When the so-called fourth wave of feminism was just emerging, back in 2013, Portuguese data journalist and designer Mariana Santos decided to create Chicas Poderosas, a network of women journalists in Latin America. Inspired by a mentorship program she benefitted from at The Guardian, she wanted to set up a global net of women helping each other to learn new skills such as data journalism, coding and design. Since then, thousands of women have been trained in digital skills and leadership by other women at Chicas Poderosas in 18 countries across Latin America, as well as Spain, Portugal, and the United States.
What is even more remarkable is that the network has now evolved into a space where women journalists from diverse backgrounds, skills and origins come together to create collaborative multimedia stories, push for gender-equal content and report on issues that would otherwise be underrepresented.
They have created one of the largests collaborative networks of women journalists, won prizes and published their stories in dozens of national and regional outlets.
In 2018, they produced a regional investigation on abortion in Latin America, winner of the best workflow innovation prize at the Hack Hackers Media Party. El Mundo, in Spain, Univision, Infobae Argentina, used the content to generate notes. They have now finished Historias Migrantes another investigation on migration on women and non-binary people in Latin America, hailed by migration experts.

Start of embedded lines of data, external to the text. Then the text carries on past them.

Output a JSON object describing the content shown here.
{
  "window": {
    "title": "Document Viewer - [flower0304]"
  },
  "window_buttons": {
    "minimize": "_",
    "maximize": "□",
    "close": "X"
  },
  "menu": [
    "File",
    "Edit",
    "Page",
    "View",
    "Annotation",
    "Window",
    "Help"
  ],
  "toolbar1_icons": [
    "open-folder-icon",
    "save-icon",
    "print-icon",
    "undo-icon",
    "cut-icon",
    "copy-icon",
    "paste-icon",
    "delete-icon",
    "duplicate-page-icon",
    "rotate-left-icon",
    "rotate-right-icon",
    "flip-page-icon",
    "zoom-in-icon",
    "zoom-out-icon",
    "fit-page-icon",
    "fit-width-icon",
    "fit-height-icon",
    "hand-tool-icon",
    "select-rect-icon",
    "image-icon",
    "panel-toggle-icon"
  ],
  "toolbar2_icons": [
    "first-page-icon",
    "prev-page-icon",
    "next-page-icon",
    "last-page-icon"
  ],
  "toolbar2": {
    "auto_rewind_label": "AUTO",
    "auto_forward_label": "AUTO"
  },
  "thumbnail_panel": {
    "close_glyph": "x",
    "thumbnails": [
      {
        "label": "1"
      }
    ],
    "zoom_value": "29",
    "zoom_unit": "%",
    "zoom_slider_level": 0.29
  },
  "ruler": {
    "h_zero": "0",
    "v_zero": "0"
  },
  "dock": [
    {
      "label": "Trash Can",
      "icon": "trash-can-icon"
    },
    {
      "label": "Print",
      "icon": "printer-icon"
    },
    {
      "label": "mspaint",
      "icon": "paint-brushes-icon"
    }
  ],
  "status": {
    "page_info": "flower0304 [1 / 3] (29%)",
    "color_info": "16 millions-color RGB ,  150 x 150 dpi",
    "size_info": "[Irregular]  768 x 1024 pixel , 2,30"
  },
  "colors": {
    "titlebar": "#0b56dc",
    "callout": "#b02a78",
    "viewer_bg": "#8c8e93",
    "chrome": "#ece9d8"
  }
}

Chicas has also organized several national mediathons where collaborative, interdisciplinary journalistic projects are created and are later published.
Is there a truth as Christa Scharfenberg, CEO of the Center for Investigative Reporting, says to the stereotype that women often bring a more collaborative approach to leadership?
What have these women done to defend the idea that “when women are not making the news, you lose 50% of the story"?
This panel will explore how feminine collaborative journalism impacts newsrooms, content and policies, as well as the inspiring methods used in Chicas' global collaboration work.